Brief Fact Summary. Packard Motor Car Company (Company) employed about 32,000 rank and file workmen, and 1,100 foremen, who were supervisors. The NLRB approved a collective bargaining unit called the “Foreman’s Association of America,” which represented supervisory employees exclusively. The Company challenged the Board’s order, claiming that the foremen were not “employees” entitled to the advantages of the National Labor Relations Act (Act).
Synopsis of Rule of Law. Section:2 (2) of the Act reads: “The term ’employer’ includes any person acting in the interest of an employer, directly or indirectly.” The purpose of the section was to render employers responsible in labor practices for acts of any persons in their interests. The intention was not to deny the organizational privilege to employees simply because, in their supervisory position, they acted in the interest of the Company.
It involves of necessity a large measure of informed discretion, and the decision of the Board, if not final, is rarely to be disturbed.View Full Point of Law
Issue. Were foremen “employees” under the Act, entitled as a class to the rights of self- organization and collective bargaining?
Held. Yes, the foremen were employees of the Company. Affirmed. The purpose of Section:2(2) defining “employer” was not to deny the organizational privilege to those with supervisory positions, simply because they act in the interest of the company. Even those who act in the interest of the Company in some matters still have their own interests as employees of the Company. Dissent.
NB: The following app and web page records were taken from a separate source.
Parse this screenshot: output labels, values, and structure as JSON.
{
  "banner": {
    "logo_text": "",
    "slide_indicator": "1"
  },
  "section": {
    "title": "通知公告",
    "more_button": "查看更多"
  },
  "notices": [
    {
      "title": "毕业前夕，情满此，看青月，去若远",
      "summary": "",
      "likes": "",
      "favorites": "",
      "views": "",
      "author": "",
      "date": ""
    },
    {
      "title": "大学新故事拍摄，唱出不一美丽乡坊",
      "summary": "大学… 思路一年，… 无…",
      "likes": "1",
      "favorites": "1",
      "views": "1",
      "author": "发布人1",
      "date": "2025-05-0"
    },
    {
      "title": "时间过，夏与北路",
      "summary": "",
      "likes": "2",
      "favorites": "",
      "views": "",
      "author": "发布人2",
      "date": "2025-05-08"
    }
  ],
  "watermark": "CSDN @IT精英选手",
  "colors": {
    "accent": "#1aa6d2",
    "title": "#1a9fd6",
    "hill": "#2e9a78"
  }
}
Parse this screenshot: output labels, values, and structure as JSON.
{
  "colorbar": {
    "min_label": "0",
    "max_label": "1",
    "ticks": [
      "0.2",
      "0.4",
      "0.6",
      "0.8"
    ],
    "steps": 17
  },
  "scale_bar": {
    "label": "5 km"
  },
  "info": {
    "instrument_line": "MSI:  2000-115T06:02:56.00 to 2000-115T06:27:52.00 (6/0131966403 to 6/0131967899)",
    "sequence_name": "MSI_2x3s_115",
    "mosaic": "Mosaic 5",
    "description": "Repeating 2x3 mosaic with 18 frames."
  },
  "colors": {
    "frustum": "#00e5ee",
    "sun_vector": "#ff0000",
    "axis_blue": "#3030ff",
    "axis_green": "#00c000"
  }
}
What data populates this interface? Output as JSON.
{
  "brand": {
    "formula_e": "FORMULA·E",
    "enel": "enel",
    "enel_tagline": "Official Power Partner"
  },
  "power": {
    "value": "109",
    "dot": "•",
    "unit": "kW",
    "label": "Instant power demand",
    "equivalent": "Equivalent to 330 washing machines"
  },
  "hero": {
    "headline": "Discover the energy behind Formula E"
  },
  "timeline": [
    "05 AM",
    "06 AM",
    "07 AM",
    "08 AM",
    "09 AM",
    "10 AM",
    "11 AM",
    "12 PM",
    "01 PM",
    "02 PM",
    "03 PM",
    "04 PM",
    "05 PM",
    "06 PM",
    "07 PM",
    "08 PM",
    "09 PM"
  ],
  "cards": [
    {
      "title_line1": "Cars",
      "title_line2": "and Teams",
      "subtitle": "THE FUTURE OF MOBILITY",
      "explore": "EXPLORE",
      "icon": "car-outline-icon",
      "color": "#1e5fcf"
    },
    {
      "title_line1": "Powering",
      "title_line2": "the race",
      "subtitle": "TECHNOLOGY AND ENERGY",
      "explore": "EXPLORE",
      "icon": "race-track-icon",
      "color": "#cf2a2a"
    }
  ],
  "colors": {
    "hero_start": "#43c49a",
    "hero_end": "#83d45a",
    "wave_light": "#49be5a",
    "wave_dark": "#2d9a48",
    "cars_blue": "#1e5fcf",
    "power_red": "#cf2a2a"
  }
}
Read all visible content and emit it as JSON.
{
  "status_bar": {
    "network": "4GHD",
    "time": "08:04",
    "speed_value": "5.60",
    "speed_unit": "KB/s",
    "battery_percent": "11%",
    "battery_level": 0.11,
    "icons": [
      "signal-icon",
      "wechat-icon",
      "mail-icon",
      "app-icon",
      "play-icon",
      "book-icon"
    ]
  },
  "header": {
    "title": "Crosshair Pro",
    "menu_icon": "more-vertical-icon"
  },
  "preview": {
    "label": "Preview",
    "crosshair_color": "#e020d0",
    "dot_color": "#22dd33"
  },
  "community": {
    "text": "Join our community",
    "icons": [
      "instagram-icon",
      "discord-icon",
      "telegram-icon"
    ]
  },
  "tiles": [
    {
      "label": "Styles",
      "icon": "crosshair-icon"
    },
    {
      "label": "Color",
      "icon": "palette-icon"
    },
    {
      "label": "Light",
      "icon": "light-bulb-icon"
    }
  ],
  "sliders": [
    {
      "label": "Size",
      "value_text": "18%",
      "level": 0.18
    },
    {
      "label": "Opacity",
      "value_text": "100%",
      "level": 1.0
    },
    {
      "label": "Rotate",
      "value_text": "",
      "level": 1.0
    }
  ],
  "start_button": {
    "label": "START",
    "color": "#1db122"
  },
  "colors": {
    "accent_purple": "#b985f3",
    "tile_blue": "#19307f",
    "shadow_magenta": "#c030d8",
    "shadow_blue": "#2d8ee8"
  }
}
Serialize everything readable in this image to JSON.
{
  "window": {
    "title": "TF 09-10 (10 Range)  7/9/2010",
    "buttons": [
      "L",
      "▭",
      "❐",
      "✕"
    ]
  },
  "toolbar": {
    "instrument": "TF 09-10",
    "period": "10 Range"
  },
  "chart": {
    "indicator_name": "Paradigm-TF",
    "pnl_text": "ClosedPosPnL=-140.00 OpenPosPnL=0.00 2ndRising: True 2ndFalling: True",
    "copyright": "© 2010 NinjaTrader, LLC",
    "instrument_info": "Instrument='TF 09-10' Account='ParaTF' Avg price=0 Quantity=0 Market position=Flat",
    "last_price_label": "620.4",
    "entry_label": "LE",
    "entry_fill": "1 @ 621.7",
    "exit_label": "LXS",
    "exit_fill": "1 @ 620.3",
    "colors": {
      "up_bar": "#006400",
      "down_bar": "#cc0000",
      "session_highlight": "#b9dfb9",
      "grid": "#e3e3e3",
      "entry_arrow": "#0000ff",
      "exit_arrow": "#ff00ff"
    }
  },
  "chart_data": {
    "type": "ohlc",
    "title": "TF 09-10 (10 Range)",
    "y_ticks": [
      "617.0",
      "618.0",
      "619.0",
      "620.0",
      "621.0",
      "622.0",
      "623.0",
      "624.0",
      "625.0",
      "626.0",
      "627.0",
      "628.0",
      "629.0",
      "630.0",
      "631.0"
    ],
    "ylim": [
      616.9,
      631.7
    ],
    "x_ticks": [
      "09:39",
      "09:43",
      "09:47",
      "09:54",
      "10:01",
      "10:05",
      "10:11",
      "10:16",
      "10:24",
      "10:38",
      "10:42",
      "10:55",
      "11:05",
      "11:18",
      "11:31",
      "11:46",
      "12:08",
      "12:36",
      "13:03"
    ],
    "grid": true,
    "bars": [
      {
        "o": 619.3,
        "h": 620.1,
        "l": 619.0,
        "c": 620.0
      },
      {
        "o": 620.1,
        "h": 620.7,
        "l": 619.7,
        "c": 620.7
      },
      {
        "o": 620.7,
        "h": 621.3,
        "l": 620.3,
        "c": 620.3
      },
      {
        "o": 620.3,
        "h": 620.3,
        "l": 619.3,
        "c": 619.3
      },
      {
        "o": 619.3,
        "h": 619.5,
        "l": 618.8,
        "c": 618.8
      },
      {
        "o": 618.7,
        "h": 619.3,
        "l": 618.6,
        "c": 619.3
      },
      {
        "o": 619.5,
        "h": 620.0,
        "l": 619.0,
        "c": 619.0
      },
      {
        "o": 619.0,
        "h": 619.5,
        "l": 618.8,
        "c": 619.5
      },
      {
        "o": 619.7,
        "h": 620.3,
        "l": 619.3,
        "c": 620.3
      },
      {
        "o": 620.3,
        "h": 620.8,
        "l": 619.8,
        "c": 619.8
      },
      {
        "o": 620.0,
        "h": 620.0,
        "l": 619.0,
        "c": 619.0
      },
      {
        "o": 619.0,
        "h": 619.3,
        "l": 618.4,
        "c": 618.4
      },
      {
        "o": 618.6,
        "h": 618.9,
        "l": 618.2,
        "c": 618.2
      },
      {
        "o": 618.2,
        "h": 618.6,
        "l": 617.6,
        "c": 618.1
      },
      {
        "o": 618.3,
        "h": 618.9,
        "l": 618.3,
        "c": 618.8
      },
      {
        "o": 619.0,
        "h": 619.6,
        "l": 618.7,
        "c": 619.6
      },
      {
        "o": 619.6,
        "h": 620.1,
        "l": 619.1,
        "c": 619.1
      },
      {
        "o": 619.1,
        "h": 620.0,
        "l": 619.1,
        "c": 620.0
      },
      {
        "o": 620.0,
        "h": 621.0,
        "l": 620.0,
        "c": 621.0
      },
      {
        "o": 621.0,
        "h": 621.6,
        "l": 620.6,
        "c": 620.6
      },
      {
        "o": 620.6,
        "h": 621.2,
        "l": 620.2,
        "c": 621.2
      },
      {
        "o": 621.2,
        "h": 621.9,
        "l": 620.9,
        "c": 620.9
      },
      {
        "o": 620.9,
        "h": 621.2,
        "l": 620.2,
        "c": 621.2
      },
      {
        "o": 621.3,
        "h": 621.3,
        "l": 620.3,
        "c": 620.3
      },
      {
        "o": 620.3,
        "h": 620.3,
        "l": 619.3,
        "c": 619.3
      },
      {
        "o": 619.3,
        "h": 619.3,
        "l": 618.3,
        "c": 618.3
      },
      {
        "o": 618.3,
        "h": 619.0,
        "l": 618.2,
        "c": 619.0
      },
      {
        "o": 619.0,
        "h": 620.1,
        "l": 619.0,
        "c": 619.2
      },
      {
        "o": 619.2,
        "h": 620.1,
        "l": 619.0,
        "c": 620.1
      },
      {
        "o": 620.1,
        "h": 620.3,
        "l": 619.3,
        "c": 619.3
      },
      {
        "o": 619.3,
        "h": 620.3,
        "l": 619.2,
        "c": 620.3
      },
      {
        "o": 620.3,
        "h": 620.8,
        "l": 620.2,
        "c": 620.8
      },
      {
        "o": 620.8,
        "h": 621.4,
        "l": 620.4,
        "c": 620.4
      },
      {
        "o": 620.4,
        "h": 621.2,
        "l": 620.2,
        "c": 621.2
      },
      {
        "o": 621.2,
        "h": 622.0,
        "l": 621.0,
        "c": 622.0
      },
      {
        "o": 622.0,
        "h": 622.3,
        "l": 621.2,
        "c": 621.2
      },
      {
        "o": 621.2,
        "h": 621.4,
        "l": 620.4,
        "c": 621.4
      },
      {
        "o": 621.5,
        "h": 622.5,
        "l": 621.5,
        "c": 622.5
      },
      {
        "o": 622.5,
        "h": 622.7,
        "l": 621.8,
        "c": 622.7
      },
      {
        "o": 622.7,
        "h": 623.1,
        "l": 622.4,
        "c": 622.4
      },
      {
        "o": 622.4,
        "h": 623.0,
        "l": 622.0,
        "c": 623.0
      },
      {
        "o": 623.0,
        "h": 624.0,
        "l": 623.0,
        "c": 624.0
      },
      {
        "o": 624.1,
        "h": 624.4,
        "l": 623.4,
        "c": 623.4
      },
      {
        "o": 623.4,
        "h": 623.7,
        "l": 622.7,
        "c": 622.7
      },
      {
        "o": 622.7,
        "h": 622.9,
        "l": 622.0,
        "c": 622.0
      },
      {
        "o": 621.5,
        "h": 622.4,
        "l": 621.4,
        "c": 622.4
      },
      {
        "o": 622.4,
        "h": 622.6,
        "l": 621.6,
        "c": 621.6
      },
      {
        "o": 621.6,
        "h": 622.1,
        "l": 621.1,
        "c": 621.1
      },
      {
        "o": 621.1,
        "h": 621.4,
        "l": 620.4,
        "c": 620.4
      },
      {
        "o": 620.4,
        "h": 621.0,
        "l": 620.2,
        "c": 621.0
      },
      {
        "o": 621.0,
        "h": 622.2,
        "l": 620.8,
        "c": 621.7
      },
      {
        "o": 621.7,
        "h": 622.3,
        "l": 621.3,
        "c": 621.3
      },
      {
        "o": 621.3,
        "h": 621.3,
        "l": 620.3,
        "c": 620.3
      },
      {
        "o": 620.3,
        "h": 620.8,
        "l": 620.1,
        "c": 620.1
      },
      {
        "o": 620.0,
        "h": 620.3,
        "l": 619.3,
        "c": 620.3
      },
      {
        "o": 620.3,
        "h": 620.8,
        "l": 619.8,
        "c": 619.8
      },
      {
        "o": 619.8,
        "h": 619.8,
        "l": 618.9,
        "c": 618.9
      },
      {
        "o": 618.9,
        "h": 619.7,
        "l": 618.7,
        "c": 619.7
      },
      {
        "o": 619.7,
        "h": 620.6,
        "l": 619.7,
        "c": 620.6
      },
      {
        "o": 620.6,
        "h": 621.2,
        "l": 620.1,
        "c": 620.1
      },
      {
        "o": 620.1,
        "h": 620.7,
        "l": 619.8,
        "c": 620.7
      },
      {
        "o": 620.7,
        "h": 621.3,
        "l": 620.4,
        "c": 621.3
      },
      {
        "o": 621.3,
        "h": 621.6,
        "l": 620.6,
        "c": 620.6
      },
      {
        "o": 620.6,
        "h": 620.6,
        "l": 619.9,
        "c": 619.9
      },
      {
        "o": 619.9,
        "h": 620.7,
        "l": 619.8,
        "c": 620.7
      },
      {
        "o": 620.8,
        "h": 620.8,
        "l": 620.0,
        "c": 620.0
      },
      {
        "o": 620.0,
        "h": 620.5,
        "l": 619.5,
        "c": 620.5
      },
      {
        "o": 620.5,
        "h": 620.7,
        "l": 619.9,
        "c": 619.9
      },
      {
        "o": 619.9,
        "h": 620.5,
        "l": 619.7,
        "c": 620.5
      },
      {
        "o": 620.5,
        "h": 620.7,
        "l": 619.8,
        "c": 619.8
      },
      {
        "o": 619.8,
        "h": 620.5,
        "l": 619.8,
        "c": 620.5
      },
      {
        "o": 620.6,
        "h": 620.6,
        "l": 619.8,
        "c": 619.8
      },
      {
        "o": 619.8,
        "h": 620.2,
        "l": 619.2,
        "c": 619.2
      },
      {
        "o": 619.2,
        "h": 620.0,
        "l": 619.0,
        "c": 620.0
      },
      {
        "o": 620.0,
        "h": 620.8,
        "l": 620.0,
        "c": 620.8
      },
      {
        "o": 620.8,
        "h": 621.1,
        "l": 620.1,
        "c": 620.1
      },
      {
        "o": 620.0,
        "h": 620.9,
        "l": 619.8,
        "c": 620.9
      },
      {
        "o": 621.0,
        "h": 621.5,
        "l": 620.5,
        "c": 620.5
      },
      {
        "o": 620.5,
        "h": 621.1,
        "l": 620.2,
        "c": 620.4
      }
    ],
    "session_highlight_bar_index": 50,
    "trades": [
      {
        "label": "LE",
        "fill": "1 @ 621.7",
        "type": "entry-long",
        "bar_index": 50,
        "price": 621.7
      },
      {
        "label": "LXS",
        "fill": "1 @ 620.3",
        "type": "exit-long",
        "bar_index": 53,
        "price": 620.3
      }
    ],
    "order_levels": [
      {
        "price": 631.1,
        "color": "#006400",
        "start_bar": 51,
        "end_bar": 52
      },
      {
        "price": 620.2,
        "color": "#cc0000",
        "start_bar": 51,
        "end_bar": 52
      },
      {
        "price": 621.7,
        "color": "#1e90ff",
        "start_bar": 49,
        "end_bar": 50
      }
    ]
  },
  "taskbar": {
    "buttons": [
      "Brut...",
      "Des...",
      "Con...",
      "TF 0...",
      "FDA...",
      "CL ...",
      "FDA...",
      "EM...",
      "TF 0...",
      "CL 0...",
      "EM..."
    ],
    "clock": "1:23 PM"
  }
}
The majority misunderstood the Wagner Act’s use of the terms “employee” and “employer.” Concurrence. None.
Discussion. The Court agreed with the Board’s interpretation of the Act.